Be part of a community. A strong community is vital to the success of your single parenting. The support and sense of belonging that will come with a great community is the solution to the isolation that can be associated with single parenting. Join a church, find a playgroup or join a bible study in your area. There are a lot of community boards with groups that meet for various reasons throughout the week. See what groups may interest you and take a leap of faith by visiting. You'll find that you are not alone in a big world full of single parents just like you.
Join forces with another single parent. Having a friend who is also living the life of a single parent helps two people at the same time! Switch off caring for the kids so you both have a much needed break. If possible have varying work schedules so that you can both take on the role of "daycare" and eliminate expense. Some employers will let you job share, which means that two people share one job and switch off scheduling to allow for greater coverage at home and at work. Having someone to lean on is mental lifesaver! Be sure that the leaning goes both ways.

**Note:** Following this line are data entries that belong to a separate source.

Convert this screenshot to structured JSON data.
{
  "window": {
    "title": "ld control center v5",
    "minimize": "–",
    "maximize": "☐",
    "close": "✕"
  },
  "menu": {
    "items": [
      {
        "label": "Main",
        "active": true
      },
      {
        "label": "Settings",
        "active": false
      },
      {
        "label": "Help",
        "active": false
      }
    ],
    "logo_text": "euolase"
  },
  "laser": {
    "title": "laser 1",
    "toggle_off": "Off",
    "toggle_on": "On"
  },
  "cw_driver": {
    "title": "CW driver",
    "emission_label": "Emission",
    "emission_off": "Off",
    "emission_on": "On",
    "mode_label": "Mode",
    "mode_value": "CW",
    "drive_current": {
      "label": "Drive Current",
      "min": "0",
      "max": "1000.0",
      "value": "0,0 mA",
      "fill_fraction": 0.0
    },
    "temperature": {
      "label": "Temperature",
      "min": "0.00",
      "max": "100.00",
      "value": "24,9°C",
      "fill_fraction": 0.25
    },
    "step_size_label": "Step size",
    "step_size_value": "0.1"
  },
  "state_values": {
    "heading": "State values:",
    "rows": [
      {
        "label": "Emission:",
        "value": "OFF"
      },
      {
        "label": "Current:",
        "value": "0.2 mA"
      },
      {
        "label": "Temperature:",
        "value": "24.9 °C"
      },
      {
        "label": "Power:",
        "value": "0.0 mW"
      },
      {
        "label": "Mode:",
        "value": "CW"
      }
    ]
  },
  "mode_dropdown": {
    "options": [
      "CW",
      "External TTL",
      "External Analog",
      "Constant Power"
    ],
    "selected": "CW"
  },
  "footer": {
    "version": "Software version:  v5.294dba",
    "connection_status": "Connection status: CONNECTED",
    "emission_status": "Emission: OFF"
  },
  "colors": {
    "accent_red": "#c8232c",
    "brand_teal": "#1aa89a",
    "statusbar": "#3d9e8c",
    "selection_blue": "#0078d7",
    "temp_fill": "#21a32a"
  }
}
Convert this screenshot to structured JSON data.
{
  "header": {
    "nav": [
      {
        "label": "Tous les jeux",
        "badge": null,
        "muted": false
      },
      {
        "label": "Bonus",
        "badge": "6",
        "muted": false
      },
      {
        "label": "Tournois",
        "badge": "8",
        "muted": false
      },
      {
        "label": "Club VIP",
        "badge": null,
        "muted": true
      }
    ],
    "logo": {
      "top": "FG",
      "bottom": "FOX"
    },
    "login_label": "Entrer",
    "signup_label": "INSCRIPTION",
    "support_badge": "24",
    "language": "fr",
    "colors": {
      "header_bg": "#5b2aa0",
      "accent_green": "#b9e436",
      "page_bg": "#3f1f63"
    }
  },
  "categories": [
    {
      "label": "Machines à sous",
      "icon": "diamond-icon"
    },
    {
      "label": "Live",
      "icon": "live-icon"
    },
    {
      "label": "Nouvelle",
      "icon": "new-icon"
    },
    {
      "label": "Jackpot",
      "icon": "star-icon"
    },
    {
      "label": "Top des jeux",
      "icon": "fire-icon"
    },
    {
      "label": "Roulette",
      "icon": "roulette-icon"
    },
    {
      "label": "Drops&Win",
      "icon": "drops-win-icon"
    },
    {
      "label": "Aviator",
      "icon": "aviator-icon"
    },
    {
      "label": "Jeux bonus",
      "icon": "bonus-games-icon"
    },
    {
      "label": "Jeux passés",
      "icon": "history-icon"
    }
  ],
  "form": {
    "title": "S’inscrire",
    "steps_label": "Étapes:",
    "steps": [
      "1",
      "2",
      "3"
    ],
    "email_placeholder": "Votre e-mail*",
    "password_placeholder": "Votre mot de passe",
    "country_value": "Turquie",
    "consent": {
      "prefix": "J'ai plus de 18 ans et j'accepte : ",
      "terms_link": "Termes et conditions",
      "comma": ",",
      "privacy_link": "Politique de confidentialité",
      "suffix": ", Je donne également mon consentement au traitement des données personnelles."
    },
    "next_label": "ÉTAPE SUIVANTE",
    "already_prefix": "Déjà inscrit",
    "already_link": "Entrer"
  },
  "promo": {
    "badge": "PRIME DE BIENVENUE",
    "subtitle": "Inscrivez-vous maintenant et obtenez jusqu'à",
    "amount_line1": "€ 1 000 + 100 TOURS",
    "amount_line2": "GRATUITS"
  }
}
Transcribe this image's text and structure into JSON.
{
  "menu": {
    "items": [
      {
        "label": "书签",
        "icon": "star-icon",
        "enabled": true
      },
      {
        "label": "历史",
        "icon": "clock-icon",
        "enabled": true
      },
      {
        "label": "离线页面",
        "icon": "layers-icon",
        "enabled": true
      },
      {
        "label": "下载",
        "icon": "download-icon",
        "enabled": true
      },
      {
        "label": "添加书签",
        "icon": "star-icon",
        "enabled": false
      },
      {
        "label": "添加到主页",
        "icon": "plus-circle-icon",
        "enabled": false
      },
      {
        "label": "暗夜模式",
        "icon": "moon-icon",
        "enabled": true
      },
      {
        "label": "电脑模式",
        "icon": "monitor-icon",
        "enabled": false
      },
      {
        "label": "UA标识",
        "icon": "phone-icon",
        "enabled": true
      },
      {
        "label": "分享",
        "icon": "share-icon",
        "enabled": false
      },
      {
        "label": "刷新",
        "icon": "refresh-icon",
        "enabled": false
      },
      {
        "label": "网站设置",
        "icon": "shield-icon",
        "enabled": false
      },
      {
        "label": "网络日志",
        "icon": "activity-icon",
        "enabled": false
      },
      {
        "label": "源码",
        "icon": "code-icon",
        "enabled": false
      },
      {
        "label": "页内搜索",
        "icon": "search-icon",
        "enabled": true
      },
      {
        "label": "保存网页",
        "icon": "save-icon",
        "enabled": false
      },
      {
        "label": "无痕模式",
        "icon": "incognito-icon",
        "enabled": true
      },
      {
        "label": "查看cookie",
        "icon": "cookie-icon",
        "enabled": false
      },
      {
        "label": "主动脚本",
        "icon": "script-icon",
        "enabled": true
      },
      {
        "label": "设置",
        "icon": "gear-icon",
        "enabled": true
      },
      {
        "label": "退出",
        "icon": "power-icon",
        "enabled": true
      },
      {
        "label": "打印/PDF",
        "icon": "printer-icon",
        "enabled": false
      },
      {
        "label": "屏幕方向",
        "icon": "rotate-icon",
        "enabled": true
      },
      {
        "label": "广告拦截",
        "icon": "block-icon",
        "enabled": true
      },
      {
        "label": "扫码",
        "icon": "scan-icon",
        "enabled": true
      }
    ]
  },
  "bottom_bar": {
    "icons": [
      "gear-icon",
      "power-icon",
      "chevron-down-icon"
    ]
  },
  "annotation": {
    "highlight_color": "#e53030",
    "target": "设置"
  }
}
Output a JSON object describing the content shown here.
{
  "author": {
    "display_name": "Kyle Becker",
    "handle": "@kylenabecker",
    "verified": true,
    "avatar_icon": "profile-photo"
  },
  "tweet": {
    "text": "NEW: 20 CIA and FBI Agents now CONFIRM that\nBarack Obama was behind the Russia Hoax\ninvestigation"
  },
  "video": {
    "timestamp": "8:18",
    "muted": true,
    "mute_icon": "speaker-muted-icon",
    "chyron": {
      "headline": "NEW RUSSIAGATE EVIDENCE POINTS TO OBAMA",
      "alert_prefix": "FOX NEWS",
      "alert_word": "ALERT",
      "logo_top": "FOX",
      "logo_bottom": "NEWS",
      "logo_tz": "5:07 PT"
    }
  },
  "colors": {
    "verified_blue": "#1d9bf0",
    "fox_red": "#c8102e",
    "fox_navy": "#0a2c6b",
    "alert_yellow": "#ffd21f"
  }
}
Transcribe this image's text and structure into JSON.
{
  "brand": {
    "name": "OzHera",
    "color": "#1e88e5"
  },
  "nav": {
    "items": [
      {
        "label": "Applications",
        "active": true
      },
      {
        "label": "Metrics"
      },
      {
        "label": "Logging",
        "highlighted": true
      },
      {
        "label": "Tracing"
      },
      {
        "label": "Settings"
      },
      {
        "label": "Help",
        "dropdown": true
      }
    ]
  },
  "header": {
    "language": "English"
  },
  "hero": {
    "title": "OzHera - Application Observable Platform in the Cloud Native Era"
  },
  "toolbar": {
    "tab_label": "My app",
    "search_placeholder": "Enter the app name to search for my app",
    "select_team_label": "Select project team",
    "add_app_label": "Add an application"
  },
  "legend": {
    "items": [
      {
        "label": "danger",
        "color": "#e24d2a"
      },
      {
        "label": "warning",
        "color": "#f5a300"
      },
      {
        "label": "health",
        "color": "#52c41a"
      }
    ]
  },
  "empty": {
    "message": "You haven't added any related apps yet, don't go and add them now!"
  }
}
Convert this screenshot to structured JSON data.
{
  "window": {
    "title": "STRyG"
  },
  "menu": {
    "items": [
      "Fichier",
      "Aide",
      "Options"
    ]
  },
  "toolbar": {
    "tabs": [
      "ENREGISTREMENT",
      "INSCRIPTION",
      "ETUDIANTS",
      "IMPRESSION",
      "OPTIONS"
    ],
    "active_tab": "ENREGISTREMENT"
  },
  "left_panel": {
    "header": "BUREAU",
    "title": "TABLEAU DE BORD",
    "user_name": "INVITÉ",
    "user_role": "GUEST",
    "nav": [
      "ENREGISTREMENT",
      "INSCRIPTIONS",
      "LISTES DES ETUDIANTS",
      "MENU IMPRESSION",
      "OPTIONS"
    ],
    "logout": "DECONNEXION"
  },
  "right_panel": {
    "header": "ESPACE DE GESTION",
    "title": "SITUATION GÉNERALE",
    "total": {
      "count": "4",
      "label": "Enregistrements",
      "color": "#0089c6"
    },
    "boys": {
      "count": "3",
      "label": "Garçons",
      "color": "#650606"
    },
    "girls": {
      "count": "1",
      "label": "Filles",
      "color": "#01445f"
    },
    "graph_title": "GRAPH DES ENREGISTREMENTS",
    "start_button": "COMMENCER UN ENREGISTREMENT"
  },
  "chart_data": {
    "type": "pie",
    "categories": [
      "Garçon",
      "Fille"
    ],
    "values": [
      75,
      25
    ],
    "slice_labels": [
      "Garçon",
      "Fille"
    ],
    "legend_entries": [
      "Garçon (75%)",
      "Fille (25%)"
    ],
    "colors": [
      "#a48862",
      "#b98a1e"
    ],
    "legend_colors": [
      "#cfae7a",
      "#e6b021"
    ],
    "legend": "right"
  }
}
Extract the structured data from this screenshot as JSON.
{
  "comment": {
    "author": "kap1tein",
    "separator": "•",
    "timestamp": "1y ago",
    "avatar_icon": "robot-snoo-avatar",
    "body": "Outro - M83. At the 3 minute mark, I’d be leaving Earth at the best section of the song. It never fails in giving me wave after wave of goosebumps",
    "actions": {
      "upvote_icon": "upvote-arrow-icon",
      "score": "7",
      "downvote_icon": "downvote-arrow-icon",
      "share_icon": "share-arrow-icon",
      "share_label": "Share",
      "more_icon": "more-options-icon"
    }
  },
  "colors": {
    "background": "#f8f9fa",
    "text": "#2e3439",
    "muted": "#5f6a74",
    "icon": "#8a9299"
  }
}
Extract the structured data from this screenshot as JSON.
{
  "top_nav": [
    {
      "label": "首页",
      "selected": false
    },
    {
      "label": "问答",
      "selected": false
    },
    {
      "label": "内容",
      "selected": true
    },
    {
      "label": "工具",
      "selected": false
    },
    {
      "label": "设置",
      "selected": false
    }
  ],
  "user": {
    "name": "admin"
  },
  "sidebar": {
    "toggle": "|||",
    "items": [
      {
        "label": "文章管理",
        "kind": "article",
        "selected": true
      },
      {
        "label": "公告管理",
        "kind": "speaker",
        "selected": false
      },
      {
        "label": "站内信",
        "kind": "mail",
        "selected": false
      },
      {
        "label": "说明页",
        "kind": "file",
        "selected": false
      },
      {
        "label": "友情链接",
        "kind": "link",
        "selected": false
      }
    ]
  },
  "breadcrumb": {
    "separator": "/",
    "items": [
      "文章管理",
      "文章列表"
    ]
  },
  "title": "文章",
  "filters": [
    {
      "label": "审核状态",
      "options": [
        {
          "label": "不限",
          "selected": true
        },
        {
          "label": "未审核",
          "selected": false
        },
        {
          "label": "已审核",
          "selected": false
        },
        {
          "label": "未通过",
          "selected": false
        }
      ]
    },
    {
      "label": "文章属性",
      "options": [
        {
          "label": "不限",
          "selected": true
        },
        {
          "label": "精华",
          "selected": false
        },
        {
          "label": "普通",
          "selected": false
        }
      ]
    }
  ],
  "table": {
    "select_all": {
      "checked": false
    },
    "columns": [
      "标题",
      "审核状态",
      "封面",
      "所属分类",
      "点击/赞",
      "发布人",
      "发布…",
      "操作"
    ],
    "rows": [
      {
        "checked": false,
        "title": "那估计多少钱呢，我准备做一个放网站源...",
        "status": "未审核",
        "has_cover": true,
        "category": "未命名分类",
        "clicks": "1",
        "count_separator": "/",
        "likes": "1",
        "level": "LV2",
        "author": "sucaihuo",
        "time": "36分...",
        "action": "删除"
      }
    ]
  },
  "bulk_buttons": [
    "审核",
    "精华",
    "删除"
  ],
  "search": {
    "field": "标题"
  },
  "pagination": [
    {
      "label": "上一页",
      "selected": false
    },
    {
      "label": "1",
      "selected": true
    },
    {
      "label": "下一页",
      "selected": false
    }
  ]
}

Accept help. Be careful not to let pride get in the way of accepting help. It's a common feeling to want to be "supermom" or "superdad" and do everything on your own but you will inevitably suffer from over-exhaustion. This affects, not only you but your kids. If people ask to have your family over for dinner, go. If someone you trust offers to watch your kids to give you a break, let them. Little helps can mean big differences in your life and in the way you engage your children as a parent. God gave us other people for a reason. Let them love on you and in due time you will be enabled to love on someone else who is in need of a blessing.
"The parent-child relationship is the first and most important social interaction a youngster will have, and the flaws and knots experienced there can often be seen later in life."
- Dr. James Dobson
"Be sure to take inventory on your behavior to make sure you are being the parent that you really want to be."
- Meg Meeker, MD